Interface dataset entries
=======

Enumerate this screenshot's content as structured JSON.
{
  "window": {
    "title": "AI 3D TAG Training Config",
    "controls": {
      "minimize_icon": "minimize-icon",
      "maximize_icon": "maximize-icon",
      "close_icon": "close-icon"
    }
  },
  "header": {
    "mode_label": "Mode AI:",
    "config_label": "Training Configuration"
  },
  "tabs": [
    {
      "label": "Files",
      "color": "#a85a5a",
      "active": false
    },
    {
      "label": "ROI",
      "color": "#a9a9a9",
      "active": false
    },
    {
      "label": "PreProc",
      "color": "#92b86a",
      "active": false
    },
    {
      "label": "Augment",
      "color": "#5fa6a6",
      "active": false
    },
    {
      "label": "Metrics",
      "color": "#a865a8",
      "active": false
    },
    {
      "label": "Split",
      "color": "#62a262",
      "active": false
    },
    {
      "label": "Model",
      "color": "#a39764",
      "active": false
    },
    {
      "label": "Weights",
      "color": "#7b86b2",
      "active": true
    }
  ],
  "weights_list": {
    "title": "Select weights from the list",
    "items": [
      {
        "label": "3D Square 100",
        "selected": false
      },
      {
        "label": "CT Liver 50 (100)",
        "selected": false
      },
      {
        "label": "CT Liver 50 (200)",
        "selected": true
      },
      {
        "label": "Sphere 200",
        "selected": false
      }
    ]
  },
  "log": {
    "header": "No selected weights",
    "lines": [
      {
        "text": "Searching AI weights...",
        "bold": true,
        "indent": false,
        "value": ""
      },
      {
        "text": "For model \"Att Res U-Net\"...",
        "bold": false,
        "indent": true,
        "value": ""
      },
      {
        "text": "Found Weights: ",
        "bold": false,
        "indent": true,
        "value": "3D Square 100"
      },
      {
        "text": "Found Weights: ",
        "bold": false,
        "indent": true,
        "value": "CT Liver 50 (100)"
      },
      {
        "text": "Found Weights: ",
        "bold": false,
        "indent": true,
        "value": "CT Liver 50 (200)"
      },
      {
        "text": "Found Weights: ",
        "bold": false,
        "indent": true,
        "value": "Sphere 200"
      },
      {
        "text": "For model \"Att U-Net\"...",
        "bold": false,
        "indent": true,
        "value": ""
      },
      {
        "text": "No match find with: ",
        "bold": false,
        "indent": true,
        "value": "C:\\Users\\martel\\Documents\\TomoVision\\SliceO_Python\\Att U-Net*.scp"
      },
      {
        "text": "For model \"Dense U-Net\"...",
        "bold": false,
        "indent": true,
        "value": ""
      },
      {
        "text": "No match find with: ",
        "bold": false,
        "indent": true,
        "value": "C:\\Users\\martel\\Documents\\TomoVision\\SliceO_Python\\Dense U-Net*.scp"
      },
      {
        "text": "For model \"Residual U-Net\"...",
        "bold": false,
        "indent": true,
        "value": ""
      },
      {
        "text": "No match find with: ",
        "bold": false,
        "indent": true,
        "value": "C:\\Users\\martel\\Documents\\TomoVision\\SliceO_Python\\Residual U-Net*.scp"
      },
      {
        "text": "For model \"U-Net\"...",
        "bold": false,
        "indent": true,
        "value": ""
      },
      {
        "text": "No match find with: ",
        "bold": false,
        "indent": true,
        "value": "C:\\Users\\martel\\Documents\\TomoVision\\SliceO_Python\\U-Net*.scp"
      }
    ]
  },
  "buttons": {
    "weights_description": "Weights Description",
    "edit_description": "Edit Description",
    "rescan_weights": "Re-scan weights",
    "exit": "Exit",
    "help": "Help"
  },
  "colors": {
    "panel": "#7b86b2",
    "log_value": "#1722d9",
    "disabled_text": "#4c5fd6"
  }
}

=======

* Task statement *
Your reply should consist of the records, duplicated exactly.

* Task output *
Enumerate this screenshot's content as structured JSON.
{
  "window": {
    "title": "AI 3D TAG Training Config",
    "controls": {
      "minimize_icon": "minimize-icon",
      "maximize_icon": "maximize-icon",
      "close_icon": "close-icon"
    }
  },
  "header": {
    "mode_label": "Mode AI:",
    "config_label": "Training Configuration"
  },
  "tabs": [
    {
      "label": "Files",
      "color": "#a85a5a",
      "active": false
    },
    {
      "label": "ROI",
      "color": "#a9a9a9",
      "active": false
    },
    {
      "label": "PreProc",
      "color": "#92b86a",
      "active": false
    },
    {
      "label": "Augment",
      "color": "#5fa6a6",
      "active": false
    },
    {
      "label": "Metrics",
      "color": "#a865a8",
      "active": false
    },
    {
      "label": "Split",
      "color": "#62a262",
      "active": false
    },
    {
      "label": "Model",
      "color": "#a39764",
      "active": false
    },
    {
      "label": "Weights",
      "color": "#7b86b2",
      "active": true
    }
  ],
  "weights_list": {
    "title": "Select weights from the list",
    "items": [
      {
        "label": "3D Square 100",
        "selected": false
      },
      {
        "label": "CT Liver 50 (100)",
        "selected": false
      },
      {
        "label": "CT Liver 50 (200)",
        "selected": true
      },
      {
        "label": "Sphere 200",
        "selected": false
      }
    ]
  },
  "log": {
    "header": "No selected weights",
    "lines": [
      {
        "text": "Searching AI weights...",
        "bold": true,
        "indent": false,
        "value": ""
      },
      {
        "text": "For model \"Att Res U-Net\"...",
        "bold": false,
        "indent": true,
        "value": ""
      },
      {
        "text": "Found Weights: ",
        "bold": false,
        "indent": true,
        "value": "3D Square 100"
      },
      {
        "text": "Found Weights: ",
        "bold": false,
        "indent": true,
        "value": "CT Liver 50 (100)"
      },
      {
        "text": "Found Weights: ",
        "bold": false,
        "indent": true,
        "value": "CT Liver 50 (200)"
      },
      {
        "text": "Found Weights: ",
        "bold": false,
        "indent": true,
        "value": "Sphere 200"
      },
      {
        "text": "For model \"Att U-Net\"...",
        "bold": false,
        "indent": true,
        "value": ""
      },
      {
        "text": "No match find with: ",
        "bold": false,
        "indent": true,
        "value": "C:\\Users\\martel\\Documents\\TomoVision\\SliceO_Python\\Att U-Net*.scp"
      },
      {
        "text": "For model \"Dense U-Net\"...",
        "bold": false,
        "indent": true,
        "value": ""
      },
      {
        "text": "No match find with: ",
        "bold": false,
        "indent": true,
        "value": "C:\\Users\\martel\\Documents\\TomoVision\\SliceO_Python\\Dense U-Net*.scp"
      },
      {
        "text": "For model \"Residual U-Net\"...",
        "bold": false,
        "indent": true,
        "value": ""
      },
      {
        "text": "No match find with: ",
        "bold": false,
        "indent": true,
        "value": "C:\\Users\\martel\\Documents\\TomoVision\\SliceO_Python\\Residual U-Net*.scp"
      },
      {
        "text": "For model \"U-Net\"...",
        "bold": false,
        "indent": true,
        "value": ""
      },
      {
        "text": "No match find with: ",
        "bold": false,
        "indent": true,
        "value": "C:\\Users\\martel\\Documents\\TomoVision\\SliceO_Python\\U-Net*.scp"
      }
    ]
  },
  "buttons": {
    "weights_description": "Weights Description",
    "edit_description": "Edit Description",
    "rescan_weights": "Re-scan weights",
    "exit": "Exit",
    "help": "Help"
  },
  "colors": {
    "panel": "#7b86b2",
    "log_value": "#1722d9",
    "disabled_text": "#4c5fd6"
  }
}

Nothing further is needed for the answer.